I loved going out to eat and to the local pub in Handorf (the nearest German town to the American kaserne and a suburb of Münster) called Wolfgang's. Johnny Sebolt introduced me to Calamiri. I loved eating thin crust pizza with shrimp and Hefewiessen beer became my favorite.
I never did pick up the German language, but I grew to understand it.
I soldiered hard and in January 1988, I was promoted to Specialist and I won soldier of the quarter for my battalion. That recognition earned me a spot on the Berlin Orientation Tour. I went to Berlin in July 1988, taking the duty train out of Bremerhaven. It was that trip which inspired my novel, "Destination: Berlin."
I visited Paris, Amsterdam, Berchestgarten, Garmish, and Salzburg, Austria.
I worked 24 hours on, then had 24 hours off. After that, I had two eight hour days. There was no American TV, just British and German. We had a small American commissary, but usually I ate out of the mess hall or the club. I took some college courses through the University of Maryland and I went to a couple of concerts. I saw Madonna in Frankfurt and Fleetwood Mac in Dortmnd.
I fell in love with Germany. I loved the countryside, it felt like home to me. I loved meeting the people, volksmarching, and the relaxed way of life. I loved seeing the castles. I had the adventure of a lifetime, much like Sharon had in the novel.
Overcast skies finally gave way to a flood of rain as they ran. Lightning and thunder danced in the sky. The storm was upon them. They ran down a dirt path just outside of the town, and when Sharon was certain she couldn't take another step, a building began to take shape through the rain and darkness of the storm at the end of the gravel path. Large beads of rain splashed over her face. A gate of ancient wrought iron construction surrounded what looked to be a Catholic church, clearly deserted since the onset of the Soviet regime.

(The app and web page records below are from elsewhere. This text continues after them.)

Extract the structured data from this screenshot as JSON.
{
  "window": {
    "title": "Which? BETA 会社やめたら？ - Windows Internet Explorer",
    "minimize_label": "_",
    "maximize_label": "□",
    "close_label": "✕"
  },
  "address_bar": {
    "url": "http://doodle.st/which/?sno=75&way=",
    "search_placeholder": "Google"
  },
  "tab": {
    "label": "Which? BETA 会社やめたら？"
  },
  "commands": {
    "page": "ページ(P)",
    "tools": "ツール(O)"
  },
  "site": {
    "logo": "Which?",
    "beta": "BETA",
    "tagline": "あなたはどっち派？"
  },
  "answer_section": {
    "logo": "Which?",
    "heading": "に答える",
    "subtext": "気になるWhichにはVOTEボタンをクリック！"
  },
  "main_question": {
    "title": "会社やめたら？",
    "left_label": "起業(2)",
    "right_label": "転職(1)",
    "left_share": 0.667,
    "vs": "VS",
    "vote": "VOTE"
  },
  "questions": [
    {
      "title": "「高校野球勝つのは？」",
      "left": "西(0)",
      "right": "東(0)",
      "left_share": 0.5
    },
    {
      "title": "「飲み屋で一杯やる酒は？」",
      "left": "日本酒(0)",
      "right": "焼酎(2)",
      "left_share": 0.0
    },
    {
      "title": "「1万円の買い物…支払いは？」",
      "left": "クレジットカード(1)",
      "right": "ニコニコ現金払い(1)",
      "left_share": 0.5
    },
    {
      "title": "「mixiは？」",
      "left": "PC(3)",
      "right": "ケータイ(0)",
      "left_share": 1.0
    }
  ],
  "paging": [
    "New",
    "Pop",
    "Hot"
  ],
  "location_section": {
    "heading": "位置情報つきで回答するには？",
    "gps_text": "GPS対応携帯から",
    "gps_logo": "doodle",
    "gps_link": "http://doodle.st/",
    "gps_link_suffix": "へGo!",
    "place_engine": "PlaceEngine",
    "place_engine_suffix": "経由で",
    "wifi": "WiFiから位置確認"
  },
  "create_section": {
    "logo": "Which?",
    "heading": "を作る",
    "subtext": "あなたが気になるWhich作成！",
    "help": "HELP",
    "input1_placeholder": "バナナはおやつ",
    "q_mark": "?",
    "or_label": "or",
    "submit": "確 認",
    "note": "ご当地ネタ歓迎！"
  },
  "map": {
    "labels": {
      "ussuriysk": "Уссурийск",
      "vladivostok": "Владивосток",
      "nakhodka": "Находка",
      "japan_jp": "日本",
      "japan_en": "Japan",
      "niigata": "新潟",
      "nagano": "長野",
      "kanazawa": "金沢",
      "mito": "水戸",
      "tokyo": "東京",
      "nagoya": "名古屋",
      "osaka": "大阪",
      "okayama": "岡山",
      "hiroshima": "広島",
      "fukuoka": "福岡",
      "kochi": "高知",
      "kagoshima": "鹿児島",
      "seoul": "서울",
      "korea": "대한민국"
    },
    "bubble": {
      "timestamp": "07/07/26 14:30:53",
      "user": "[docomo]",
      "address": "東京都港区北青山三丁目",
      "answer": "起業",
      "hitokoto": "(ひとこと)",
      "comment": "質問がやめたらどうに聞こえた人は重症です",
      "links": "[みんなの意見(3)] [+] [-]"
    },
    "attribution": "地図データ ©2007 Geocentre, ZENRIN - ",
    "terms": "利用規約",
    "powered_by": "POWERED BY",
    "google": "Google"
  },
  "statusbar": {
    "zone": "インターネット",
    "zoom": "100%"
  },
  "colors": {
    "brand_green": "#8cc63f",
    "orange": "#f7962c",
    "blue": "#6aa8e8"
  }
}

Quickly, they went through the gate, closing it behind them. Inside the church was dry but dark. They found a votive candleholder with candles, but to light them would give their position away. More lightning teased the church's stained glass windows. To the right of the altar, in what appeared to be a storage area, a heavy metal cage-like gate stood locked from the outside.
"Let's get in there," Sharon said breathlessly, reaching for her briefcase. They needed to ensure their safety. The Stasi agents were not so wounded they couldn't follow behind as soon as they caught their breaths.
"How can we do that? It's locked," said Dimitri.
Sharon extracted a pen from the disheveled briefcase. Using the skinny inner shaft of the pen, she picked the lock. The little time it took her to do it both amazed and concerned her. After they were safely inside, she replaced the lock on the outside of the gate, careful to snap it shut, hoping it would hold up against outside forces.
"It was very easy to pick. I hope they don't discover that," she said. Thunder roared over them. Lightning came close to the mosaic windows.
"They will be here shortly," said Dimitri. "We should keep our voices down."
Here's a link to Destination: Berlin's Book Trailer on You Tube: http://www.youtube.com/watch?v=Cuav1ZTlWOA
Destination: Berlin is a Print book only. Here's where you can buy it: Amazon:
Barnes and Noble:
Goodie Time: Post a comment. I'll pick two lucky winners out of a hat to receive an autographed postcard of the cover. Follow me on my blog tour and earn a chance to win an autographed copy of Destination: Berlin. To find out the dates on the blog tour visit my blog, "Romance Under the Moonlight."
Visit me at:
SG Cardin/Stephanie Burkhart Online